The next two years would go by and we all began to adjust but as Aydan's behavior became odd and he did not show interest in his big brother like other younger siblings often do, we set in motion on the journey that is autism. Once again I worried about Avery. How would Avery a then 4 year old boy understand? Would I ever be able to give him the attention he deserved? Shortly after Aydan's diagnosis I read books about siblings of the disabled. These are great books if you're trying to increase your mommy guilt but mine was quite high enough. I lugged Avery around from appointment to appointment where he was told "only your brother can play in the sensory room" or "these toys are for your brother". Day in and day out the therapist came to the house with a suitcase full of toys...for Aydan. Eventually we could all see the toll this had on Avery and the therapist started bringing toys just for him. I also began to spend afternoons in Avery's room playing castle or whatever game he wanted and allowed the therapist to do all the work. Further relief came when my husband started to incorporate Daddy and me Wednesdays. Every Wednesday after school he and Avery would go to Chuck e Cheese or Round Table to play video games and get their gluten on. The years went by and we got through it.

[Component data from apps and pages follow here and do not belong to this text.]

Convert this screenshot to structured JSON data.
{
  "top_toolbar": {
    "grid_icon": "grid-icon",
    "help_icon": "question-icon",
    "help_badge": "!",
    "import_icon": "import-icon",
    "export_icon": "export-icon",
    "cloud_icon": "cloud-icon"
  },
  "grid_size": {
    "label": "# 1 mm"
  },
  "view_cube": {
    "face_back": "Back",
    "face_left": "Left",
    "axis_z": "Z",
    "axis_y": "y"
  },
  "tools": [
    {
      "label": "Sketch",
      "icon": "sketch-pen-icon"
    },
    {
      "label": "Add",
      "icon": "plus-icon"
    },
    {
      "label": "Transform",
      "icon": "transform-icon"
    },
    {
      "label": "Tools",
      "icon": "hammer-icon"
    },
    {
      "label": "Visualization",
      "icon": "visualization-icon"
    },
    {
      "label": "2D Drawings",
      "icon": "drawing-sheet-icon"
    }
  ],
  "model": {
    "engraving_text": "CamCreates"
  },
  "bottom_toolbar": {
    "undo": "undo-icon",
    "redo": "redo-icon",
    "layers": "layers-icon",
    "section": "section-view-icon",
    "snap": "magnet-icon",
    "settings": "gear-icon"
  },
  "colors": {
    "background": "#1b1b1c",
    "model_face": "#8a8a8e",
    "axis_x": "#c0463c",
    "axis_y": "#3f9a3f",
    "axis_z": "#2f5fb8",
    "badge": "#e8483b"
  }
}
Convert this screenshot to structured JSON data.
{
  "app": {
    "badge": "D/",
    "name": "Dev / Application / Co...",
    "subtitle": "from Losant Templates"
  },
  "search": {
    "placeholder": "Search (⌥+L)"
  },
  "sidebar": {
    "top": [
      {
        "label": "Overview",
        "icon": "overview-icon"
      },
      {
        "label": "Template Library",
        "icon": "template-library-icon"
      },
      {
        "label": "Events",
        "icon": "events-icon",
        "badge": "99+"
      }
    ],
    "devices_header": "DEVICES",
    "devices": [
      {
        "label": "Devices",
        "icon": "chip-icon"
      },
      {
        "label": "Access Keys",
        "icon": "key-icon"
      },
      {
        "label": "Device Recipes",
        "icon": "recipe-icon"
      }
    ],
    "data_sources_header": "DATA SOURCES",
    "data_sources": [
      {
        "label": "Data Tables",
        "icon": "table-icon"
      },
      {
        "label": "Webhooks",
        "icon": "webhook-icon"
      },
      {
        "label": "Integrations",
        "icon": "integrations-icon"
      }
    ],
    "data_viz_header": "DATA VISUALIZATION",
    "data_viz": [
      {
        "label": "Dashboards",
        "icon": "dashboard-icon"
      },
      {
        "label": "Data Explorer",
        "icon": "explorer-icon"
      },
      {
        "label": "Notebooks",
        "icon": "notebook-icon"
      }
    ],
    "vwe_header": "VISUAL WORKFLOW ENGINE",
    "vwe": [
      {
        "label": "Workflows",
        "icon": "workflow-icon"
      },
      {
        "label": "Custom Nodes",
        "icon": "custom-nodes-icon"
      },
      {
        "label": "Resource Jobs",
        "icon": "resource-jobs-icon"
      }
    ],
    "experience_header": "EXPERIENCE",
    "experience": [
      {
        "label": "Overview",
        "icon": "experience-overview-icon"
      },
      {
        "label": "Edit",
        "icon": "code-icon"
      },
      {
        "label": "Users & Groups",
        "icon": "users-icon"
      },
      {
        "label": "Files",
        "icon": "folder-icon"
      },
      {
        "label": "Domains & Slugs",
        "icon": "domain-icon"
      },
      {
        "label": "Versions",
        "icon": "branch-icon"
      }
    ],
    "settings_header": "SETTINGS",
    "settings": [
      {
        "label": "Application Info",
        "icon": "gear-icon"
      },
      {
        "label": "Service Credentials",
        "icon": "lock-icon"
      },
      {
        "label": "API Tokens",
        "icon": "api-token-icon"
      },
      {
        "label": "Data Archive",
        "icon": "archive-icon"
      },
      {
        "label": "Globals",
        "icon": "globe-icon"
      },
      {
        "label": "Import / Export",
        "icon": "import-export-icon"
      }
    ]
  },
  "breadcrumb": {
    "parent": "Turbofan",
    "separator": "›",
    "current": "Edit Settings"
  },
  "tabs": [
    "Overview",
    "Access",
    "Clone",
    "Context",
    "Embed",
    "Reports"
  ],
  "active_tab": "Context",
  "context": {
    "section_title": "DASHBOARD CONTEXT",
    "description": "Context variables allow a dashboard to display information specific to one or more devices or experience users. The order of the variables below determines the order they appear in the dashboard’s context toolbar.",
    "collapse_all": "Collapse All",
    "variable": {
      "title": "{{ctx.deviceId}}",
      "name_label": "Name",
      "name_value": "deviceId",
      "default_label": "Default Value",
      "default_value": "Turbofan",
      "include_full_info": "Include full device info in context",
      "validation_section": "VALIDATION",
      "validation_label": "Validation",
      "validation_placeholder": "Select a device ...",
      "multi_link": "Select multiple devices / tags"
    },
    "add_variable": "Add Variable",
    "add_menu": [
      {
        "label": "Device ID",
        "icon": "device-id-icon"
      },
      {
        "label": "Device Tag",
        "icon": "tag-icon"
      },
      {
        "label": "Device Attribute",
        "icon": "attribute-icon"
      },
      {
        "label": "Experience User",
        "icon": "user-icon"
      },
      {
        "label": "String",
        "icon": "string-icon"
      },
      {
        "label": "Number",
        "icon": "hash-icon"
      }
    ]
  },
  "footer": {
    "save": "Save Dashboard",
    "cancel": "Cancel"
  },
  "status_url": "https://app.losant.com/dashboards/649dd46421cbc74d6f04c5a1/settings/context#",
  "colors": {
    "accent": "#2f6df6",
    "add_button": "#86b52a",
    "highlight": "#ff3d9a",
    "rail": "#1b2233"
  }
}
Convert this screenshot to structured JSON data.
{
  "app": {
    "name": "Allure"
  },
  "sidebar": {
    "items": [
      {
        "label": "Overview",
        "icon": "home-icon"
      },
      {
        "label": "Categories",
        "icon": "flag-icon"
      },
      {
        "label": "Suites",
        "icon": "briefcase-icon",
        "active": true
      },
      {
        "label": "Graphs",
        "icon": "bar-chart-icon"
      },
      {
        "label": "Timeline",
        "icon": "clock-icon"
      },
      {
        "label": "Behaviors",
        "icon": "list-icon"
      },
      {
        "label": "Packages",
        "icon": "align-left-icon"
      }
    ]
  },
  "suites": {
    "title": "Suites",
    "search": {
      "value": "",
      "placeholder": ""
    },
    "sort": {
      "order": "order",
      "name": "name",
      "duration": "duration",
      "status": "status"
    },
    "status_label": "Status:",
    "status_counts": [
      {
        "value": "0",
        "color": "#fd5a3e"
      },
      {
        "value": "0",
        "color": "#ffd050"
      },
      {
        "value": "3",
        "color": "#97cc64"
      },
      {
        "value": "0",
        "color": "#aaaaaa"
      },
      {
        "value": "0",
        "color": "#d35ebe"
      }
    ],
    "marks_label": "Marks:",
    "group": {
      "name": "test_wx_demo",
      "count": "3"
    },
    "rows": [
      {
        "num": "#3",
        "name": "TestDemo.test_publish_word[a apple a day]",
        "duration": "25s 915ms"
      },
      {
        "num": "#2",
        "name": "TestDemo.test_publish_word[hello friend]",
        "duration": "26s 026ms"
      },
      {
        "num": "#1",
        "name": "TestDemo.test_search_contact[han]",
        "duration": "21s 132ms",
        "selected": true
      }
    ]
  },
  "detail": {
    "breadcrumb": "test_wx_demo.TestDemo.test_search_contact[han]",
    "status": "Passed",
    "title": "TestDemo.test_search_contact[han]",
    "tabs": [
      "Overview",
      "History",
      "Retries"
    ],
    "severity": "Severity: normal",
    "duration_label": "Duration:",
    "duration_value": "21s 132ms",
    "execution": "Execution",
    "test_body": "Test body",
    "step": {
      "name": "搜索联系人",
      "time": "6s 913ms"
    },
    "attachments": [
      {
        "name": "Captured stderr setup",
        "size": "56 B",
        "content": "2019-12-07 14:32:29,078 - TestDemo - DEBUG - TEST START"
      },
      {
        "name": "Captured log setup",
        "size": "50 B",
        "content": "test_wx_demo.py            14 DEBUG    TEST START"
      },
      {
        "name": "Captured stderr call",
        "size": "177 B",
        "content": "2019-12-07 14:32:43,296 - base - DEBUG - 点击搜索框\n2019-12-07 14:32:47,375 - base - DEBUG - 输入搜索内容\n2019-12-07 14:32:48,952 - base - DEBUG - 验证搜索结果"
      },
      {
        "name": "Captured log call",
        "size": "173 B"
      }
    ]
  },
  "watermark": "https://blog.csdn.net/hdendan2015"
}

Fast forward to today and Avery is a bright, sweet and sometimes grumpy boy. The other day he decided to take on the roll as Aydan's therapist. He had a three point plan. First get Aydan off his toes. He did. Then get Aydan to talk, He managed to get him to say "hi". Then get him stop stimming. This was tougher so I suggested he stim with him. Avery did a marvelous Floortime therapy session and after 15 minutes or so said to me "it worked and it was easy". You see when Avery stimmed with Aydan, Aydan smiled and this opened the door for a little light wrestling, tickling and fun.

I know I can't always be Supermom. In fact I despise the individual who ever came up with the term. I can be proud of the fact that despite my short comings, I've managed to make some pretty great kids.